Back in July, Bloomberg published a piece that touched on the possibility that convicted sex offender and accused sex trafficker Jeffrey Epstein, who allegedly took his life Saturday, won the Powerball lottery. He reportedly did so while he was in prison for soliciting and procuring sex from an underage prostitute in 2008.
The article highlights that, in August 2008, an entity called Zorro Trust submitted the winning ticket — purchased at a convenience store in Altus, Oklahoma — for an $85 million jackpot. Epstein reportedly had an entity called Zorro Trust that he used to donate to politicians in New Mexico, where he owned a his Zorro Ranch.
Although a lawyer representing Epstein's alleged victims brought up the potential lottery win in a deposition with Epstein's former pilot, the Oklahoma City newspaper announced Powerball discovered that the winner was an anonymous female who worked at a grocery store across the street from where the winning ticket was sold.
Bloomberg reports that Epstein didn't win the lottery. The woman that did win simply used the same name for her trust as the disgraced financier.
Epstein's alleged suicide has sparked skepticism and conspiracy theories, per The Inquisitr.
Prison experts are shocked that the financier was off suicide watch and able to take his life, according to NBC News,
"For them to pull him off suicide watch is shocking," said Cameron Lindsay, a former warden who worked at three federal facilities.
"For someone this high-profile, with these allegations and this many victims, who has had a suicide attempt in the last few weeks, you can take absolutely no chances."A former inmate of the Metropolitan Correction Center in lower Manhattan, where Epstein reportedly committed suicide, says there's "no way" Epstein could have killed himself, according to The New York Post.
"I've done too much time in those units. It's an impossibility," he said, claiming that prisoners in suicide watch are put in "straight jackets."
But the former inmate said that even without suicide watch, prisoners have no items that would allow them to kill themselves.
"They don't give you enough in there that could successfully create an instrument of death," they said. "You want to write a letter, they give you rubber pens and maybe once a week a piece of paper."

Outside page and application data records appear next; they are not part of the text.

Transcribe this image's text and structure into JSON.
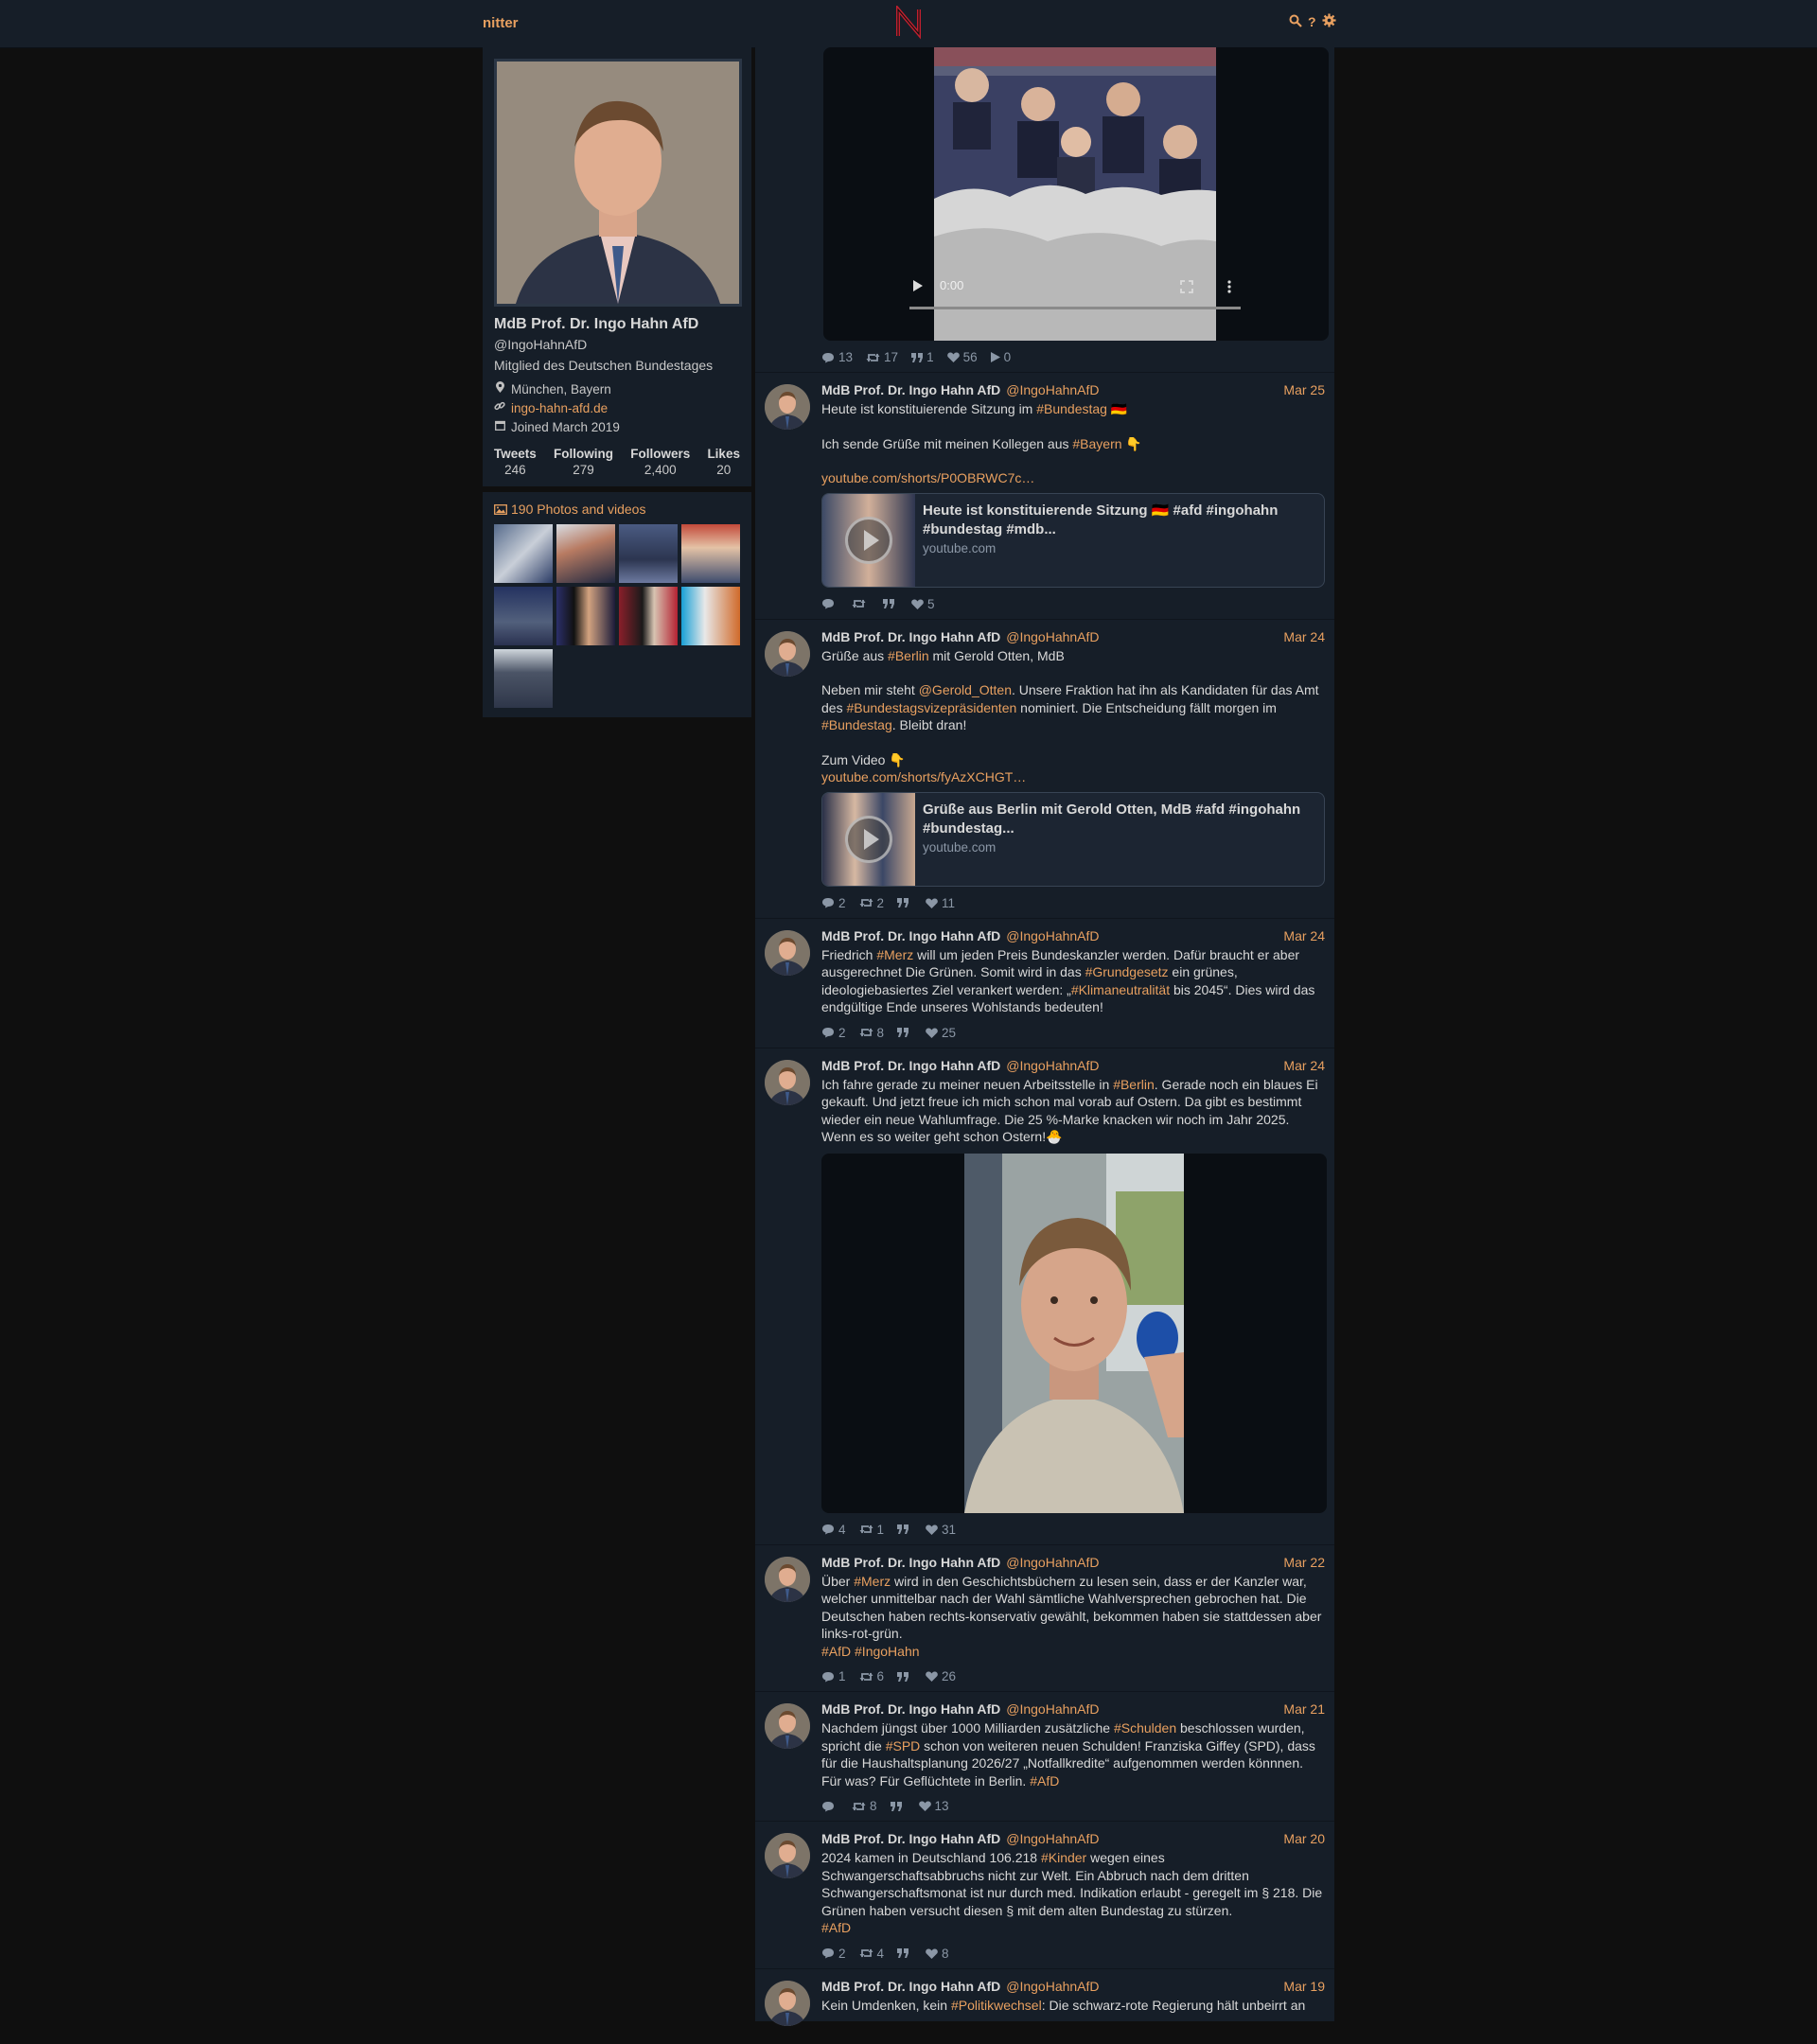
{
  "nav": {
    "brand": "nitter",
    "logo": "N",
    "icons": [
      "search-icon",
      "help-icon",
      "settings-icon"
    ],
    "help_glyph": "?",
    "search_glyph": "🔍",
    "settings_glyph": "⚙"
  },
  "profile": {
    "name": "MdB Prof. Dr. Ingo Hahn AfD",
    "handle": "@IngoHahnAfD",
    "bio": "Mitglied des Deutschen Bundestages",
    "location": "München, Bayern",
    "website": "ingo-hahn-afd.de",
    "joined": "Joined March 2019",
    "stats": [
      {
        "label": "Tweets",
        "value": "246"
      },
      {
        "label": "Following",
        "value": "279"
      },
      {
        "label": "Followers",
        "value": "2,400"
      },
      {
        "label": "Likes",
        "value": "20"
      }
    ],
    "media_title": "190 Photos and videos"
  },
  "video_tweet": {
    "time": "0:00",
    "stats": {
      "replies": "13",
      "retweets": "17",
      "quotes": "1",
      "likes": "56",
      "plays": "0"
    }
  },
  "tweets": [
    {
      "name": "MdB Prof. Dr. Ingo Hahn AfD",
      "handle": "@IngoHahnAfD",
      "date": "Mar 25",
      "p1": "Heute ist konstituierende Sitzung im ",
      "p1_tag": "#Bundestag",
      "p1_end": " 🇩🇪",
      "p2": "Ich sende Grüße mit meinen Kollegen aus ",
      "p2_tag": "#Bayern",
      "p2_end": " 👇",
      "link": "youtube.com/shorts/P0OBRWC7c…",
      "card_title": "Heute ist konstituierende Sitzung 🇩🇪 #afd #ingohahn #bundestag #mdb...",
      "card_domain": "youtube.com",
      "stats": {
        "replies": "",
        "retweets": "",
        "quotes": "",
        "likes": "5"
      }
    },
    {
      "name": "MdB Prof. Dr. Ingo Hahn AfD",
      "handle": "@IngoHahnAfD",
      "date": "Mar 24",
      "p1": "Grüße aus ",
      "p1_tag": "#Berlin",
      "p1_end": " mit Gerold Otten, MdB",
      "p2a": "Neben mir steht ",
      "p2_mention": "@Gerold_Otten",
      "p2b": ". Unsere Fraktion hat ihn als Kandidaten für das Amt des ",
      "p2_tag": "#Bundestagsvizepräsidenten",
      "p2c": " nominiert. Die Entscheidung fällt morgen im ",
      "p2_tag2": "#Bundestag",
      "p2d": ". Bleibt dran!",
      "p3": "Zum Video 👇",
      "link": "youtube.com/shorts/fyAzXCHGT…",
      "card_title": "Grüße aus Berlin mit Gerold Otten, MdB #afd #ingohahn #bundestag...",
      "card_domain": "youtube.com",
      "stats": {
        "replies": "2",
        "retweets": "2",
        "quotes": "",
        "likes": "11"
      }
    },
    {
      "name": "MdB Prof. Dr. Ingo Hahn AfD",
      "handle": "@IngoHahnAfD",
      "date": "Mar 24",
      "t1": "Friedrich ",
      "tag1": "#Merz",
      "t2": " will um jeden Preis Bundeskanzler werden. Dafür braucht er aber ausgerechnet Die Grünen. Somit wird in das ",
      "tag2": "#Grundgesetz",
      "t3": " ein grünes, ideologiebasiertes Ziel verankert werden: „",
      "tag3": "#Klimaneutralität",
      "t4": " bis 2045“. Dies wird das endgültige Ende unseres Wohlstands bedeuten!",
      "stats": {
        "replies": "2",
        "retweets": "8",
        "quotes": "",
        "likes": "25"
      }
    },
    {
      "name": "MdB Prof. Dr. Ingo Hahn AfD",
      "handle": "@IngoHahnAfD",
      "date": "Mar 24",
      "t1": "Ich fahre gerade zu meiner neuen Arbeitsstelle in ",
      "tag1": "#Berlin",
      "t2": ". Gerade noch ein blaues Ei gekauft. Und jetzt freue ich mich schon mal vorab auf Ostern. Da gibt es bestimmt wieder ein neue Wahlumfrage. Die 25 %-Marke knacken wir noch im Jahr 2025. Wenn es so weiter geht schon Ostern!🐣",
      "stats": {
        "replies": "4",
        "retweets": "1",
        "quotes": "",
        "likes": "31"
      }
    },
    {
      "name": "MdB Prof. Dr. Ingo Hahn AfD",
      "handle": "@IngoHahnAfD",
      "date": "Mar 22",
      "t1": "Über ",
      "tag1": "#Merz",
      "t2": " wird in den Geschichtsbüchern zu lesen sein, dass er der Kanzler war, welcher unmittelbar nach der Wahl sämtliche Wahlversprechen gebrochen hat. Die Deutschen haben rechts-konservativ gewählt, bekommen haben sie stattdessen aber links-rot-grün.",
      "tags_line": "#AfD #IngoHahn",
      "stats": {
        "replies": "1",
        "retweets": "6",
        "quotes": "",
        "likes": "26"
      }
    },
    {
      "name": "MdB Prof. Dr. Ingo Hahn AfD",
      "handle": "@IngoHahnAfD",
      "date": "Mar 21",
      "t1": "Nachdem jüngst über 1000 Milliarden zusätzliche ",
      "tag1": "#Schulden",
      "t2": " beschlossen wurden, spricht die ",
      "tag2": "#SPD",
      "t3": " schon von weiteren neuen Schulden! Franziska Giffey (SPD), dass für die Haushaltsplanung 2026/27 „Notfallkredite“ aufgenommen werden könnnen. Für was? Für Geflüchtete in Berlin. ",
      "tag3": "#AfD",
      "stats": {
        "replies": "",
        "retweets": "8",
        "quotes": "",
        "likes": "13"
      }
    },
    {
      "name": "MdB Prof. Dr. Ingo Hahn AfD",
      "handle": "@IngoHahnAfD",
      "date": "Mar 20",
      "t1": "2024 kamen in Deutschland 106.218 ",
      "tag1": "#Kinder",
      "t2": " wegen eines Schwangerschaftsabbruchs nicht zur Welt. Ein Abbruch nach dem dritten Schwangerschaftsmonat ist nur durch med. Indikation erlaubt - geregelt im § 218. Die Grünen haben versucht diesen § mit dem alten Bundestag zu stürzen.",
      "tags_line": "#AfD",
      "stats": {
        "replies": "2",
        "retweets": "4",
        "quotes": "",
        "likes": "8"
      }
    },
    {
      "name": "MdB Prof. Dr. Ingo Hahn AfD",
      "handle": "@IngoHahnAfD",
      "date": "Mar 19",
      "t1": "Kein Umdenken, kein ",
      "tag1": "#Politikwechsel",
      "t2": ": Die schwarz-rote Regierung hält unbeirrt an"
    }
  ],
  "colors": {
    "accent": "#e8a060",
    "bg": "#0f0f0f",
    "panel": "#161e28"
  }
}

The inmate said that there is nothing hard of made of metal in the cells. He claims that, although Epstein was likely alone in his cell due to his high profile, said guards visit prisoners ever nine minutes, whether they're on suicide watch or not.